Northpapers
I borrowed a copy of this from a friend who got a year's subscription to New Directions Pearls. He loaned it to me because he received a few others that looked more exciting to him. I hadn't heard of Sir Thomas Browne before, so I had no way of knowing how rich, rewarding, and unprecedented this essay would be.

Browne uses the discovery of several urns in a field to muse about the entire history of human burial rites before moving to deep and profound observations about human vanity and mortality
...more
Ana Rînceanu
So death/burial is the topic at hand in this essay but the writing is so good and infused with historical facts that it makes for an interesting read. Thomas Browne presents an analysis on how this habit of burning ones dead based on the customs of various European nations. But he uses this kind of prose:

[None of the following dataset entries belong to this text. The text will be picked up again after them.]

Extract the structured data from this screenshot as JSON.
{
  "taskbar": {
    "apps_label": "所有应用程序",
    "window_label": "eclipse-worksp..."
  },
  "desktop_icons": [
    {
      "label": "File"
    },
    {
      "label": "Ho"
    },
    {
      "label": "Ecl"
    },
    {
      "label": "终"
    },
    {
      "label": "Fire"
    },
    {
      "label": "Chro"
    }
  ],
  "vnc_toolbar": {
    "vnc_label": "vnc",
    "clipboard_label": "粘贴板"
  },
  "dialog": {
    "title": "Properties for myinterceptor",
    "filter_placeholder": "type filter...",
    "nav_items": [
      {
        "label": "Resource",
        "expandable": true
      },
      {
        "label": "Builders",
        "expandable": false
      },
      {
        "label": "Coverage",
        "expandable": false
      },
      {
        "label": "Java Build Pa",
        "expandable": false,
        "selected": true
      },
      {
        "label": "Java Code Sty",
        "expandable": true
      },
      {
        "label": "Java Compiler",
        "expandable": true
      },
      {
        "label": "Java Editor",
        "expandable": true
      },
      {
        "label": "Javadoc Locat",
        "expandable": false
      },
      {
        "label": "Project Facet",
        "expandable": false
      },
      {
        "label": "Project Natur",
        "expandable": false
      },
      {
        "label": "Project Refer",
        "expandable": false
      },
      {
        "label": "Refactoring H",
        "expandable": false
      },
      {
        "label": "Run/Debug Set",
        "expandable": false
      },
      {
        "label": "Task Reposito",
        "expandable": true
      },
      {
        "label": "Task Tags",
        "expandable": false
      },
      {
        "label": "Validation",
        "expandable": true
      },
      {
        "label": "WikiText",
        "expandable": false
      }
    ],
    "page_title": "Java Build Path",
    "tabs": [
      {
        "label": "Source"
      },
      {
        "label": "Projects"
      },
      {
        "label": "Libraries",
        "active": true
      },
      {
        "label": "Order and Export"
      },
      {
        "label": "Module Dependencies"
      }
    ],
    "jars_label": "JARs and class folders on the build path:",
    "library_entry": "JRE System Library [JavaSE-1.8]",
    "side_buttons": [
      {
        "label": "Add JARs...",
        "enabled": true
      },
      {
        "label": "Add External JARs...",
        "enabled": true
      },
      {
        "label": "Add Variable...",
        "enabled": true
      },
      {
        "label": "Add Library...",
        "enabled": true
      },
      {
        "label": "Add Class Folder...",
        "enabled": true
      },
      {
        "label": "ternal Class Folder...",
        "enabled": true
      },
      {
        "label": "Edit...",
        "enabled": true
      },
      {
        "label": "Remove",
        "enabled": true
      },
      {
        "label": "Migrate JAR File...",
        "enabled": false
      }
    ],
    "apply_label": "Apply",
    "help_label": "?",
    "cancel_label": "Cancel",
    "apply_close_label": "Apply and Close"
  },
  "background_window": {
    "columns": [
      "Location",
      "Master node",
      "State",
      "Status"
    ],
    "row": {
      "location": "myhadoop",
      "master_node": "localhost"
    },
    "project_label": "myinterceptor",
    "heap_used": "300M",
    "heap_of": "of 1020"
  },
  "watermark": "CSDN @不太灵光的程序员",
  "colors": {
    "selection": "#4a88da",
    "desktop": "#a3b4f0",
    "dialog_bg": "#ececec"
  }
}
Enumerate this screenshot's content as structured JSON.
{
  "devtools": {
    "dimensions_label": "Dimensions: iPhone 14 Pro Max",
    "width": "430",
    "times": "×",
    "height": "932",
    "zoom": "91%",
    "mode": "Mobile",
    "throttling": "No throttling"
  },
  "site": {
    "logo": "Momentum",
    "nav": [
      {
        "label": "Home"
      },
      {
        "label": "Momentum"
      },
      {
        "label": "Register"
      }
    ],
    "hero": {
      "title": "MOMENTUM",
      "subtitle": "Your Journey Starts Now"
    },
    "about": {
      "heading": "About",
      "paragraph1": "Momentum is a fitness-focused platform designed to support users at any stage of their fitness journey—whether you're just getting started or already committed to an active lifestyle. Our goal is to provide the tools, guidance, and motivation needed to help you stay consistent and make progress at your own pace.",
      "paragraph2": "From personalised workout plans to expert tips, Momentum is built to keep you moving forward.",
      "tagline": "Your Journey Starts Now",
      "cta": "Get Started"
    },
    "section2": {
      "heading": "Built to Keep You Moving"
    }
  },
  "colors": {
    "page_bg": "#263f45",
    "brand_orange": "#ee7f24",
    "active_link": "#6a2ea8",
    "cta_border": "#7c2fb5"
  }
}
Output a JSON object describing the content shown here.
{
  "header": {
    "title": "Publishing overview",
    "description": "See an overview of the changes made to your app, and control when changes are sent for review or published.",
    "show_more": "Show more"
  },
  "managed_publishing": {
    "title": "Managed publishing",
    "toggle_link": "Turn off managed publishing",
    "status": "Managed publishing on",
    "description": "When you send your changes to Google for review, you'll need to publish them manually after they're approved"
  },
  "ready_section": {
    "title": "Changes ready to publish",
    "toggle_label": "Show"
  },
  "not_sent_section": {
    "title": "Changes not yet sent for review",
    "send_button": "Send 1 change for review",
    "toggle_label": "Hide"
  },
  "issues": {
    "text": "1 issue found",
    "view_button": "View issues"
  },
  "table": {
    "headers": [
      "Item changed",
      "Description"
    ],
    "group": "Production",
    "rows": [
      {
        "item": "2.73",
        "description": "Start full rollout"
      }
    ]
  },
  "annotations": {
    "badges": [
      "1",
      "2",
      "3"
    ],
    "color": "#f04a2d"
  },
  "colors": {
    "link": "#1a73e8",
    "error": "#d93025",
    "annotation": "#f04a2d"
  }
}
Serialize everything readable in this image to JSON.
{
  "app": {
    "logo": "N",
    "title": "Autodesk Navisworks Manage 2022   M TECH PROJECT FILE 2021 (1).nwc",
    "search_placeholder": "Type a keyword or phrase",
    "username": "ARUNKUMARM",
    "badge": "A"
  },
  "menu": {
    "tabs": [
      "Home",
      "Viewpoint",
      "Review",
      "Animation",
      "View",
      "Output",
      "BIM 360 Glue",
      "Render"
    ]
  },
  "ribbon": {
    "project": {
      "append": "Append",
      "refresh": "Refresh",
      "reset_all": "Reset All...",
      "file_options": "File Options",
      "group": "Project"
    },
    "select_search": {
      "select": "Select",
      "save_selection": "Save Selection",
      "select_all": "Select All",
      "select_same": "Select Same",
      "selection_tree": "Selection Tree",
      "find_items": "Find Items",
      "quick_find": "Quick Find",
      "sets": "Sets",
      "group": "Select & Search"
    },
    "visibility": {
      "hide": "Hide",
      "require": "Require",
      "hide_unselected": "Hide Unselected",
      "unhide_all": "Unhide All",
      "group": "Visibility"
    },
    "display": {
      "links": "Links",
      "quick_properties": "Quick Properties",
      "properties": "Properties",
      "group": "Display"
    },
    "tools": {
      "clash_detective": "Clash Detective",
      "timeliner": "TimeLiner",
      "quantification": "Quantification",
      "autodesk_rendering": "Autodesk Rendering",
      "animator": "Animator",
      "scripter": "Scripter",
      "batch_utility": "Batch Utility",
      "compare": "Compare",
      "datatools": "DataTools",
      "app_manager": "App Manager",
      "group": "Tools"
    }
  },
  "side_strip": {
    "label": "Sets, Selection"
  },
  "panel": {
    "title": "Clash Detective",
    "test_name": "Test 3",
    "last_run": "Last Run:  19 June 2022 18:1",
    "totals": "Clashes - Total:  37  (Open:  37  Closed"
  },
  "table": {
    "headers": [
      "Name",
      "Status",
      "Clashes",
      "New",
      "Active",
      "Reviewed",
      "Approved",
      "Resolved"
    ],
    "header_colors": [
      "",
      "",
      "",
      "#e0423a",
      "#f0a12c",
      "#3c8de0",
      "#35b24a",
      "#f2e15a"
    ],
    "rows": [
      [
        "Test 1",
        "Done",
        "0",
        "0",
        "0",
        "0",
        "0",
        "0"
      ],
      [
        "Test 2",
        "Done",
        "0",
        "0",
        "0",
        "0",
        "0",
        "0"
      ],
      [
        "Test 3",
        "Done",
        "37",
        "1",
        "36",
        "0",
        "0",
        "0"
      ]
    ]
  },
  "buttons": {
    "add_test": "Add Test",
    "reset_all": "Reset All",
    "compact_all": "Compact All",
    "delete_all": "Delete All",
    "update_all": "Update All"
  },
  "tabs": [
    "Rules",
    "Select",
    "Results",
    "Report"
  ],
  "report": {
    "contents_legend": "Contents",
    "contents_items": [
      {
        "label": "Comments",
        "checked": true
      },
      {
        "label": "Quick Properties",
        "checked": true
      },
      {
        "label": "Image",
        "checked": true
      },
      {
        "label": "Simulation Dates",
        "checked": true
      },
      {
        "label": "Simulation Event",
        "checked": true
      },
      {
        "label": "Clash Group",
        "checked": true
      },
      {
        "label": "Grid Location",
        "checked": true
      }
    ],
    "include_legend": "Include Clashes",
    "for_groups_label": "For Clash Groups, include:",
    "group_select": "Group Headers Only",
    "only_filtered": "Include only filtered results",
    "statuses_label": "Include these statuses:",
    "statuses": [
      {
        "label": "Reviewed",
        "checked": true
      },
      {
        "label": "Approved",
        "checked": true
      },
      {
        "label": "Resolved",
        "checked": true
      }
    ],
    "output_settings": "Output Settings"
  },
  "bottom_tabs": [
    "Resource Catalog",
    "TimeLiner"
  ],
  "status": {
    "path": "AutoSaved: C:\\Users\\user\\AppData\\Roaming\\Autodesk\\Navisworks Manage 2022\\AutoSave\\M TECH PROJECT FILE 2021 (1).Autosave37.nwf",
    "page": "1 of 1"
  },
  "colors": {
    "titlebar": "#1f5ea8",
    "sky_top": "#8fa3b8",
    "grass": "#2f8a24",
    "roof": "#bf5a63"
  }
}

To be ignorant of evils to come, and forgetful of evils past, is a merciful provision in nature, whereby we digest the mixture of our few and evil days, and, our delivered senses not relapsing i
...more
Shane
Definitely some of the best prose in the English language. The first four chapters, which reflect on recently discovered burial urns and the funerary customs of the ancients, are really nice, but the fifth chapter is absolutely sublime. I disagree with Browne's opinion that ancient ways of wishing to be remembered in history are "pagan vain-glories," but the language is too artful to even care about his philosophical positions. He did not write this to be a philosophical work, but rather as a ba ...more
Michael Spring
Supremely ironic with the WG Sebald extract to front it. (No one knows where their bones will lie, and then Browne's skull is dug up, put in a museum, lost and found...). A melancholy reflection from one of the first dilettante archeologists about death and ritual, in the end a profound investigation into the human condition and mortality.
Bess Lovejoy
It's a struggle, but worth reading for some beautiful lines. One classic: "But who knows the fate of his bones, or how often he is to be buried? Who hath the Oracle of his ashes, or whether they are to be scattered?"
Natalie Raymond
An interesting read, certainly for anyone also reading Sebald. Though, the non-modern spellings slowed me down quite a bit. We modernise Shakespeare, why not Browne as well?
Brian
"What Song the Syrens sang, or what name Achilles assumed when he hid himself among women, though puzling Questions are not beyond all conjecture."
Clark
Weird. Why did I read this?
Fazi Ramjhun
Fazi Ramjhun marked it as to-read
Dec 18, 2014
Ellana Thornton-Wheybrew
Ellana Thornton-Wheybrew marked it as to-read
Dec 09, 2014
Janna Kaixer
Janna Kaixer marked it as to-read
Nov 28, 2014
Alejandro Calle
Alejandro Calle marked it as to-read
Nov 27, 2014
Imad Dahmani
Imad Dahmani marked it as to-read
Nov 13, 2014
Kyle Pullen
Kyle Pullen marked it as to-read
Nov 06, 2014
Karrie Higgins
Karrie Higgins marked it as to-read
Nov 05, 2014
i!
i! marked it as to-read
Nov 03, 2014
Mark Critchley
Mark Critchley marked it as to-read
Nov 01, 2014
Jen
Jen marked it as to-read
Oct 24, 2014
« previous 1 3 4 5 6 7 8 9 10 11 next »
There are no discussion topics on this book yet. Be the first to start one »
  • Travels in the Land of Kubilai Khan (Penguin Great Ideas)
  • Of Man
  • Miracles and Idolatry
  • The First Ten Books (Penguin Great Ideas)
  • Of Empire
  • The Inner Life
  • Milton's Comus
  • Conspicuous Consumption
  • Eichmann and the Holocaust
  • On Suicide
  • The Perpetual Race of Achilles & the Tortoise
  • Human Happiness
  • Useful Work versus Useless Toil
  • The Anatomy of Melancholy
  • The Christians and the Fall of Rome (Great Ideas)
  • On Friendship
  • On Art and Life
  • Man Alone with Himself
53520
After graduating M.A. from Broadgates Hall, Oxford (1629), he studied medicine privately and worked as an assistant to an Oxford doctor. He then attended the Universities of Montpellier and Padua, and in 1633 he was graduated M.D. at Leiden. Browne's medical education in Europe also earned him incorporation as M.D. from Oxford, and in 1637 he moved to Norwich, where he lived and practiced medicine ...more
More about Thomas Browne...
The Major Works (Penguin Classics) Religio Medici Religio Medici & Urne-Buriall Sir Thomas Browne's Hydriotaphia and the Garden of Cyrus The Prose of Sir Thomas Browne

Share This Book

No trivia or quizzes yet. Add some now »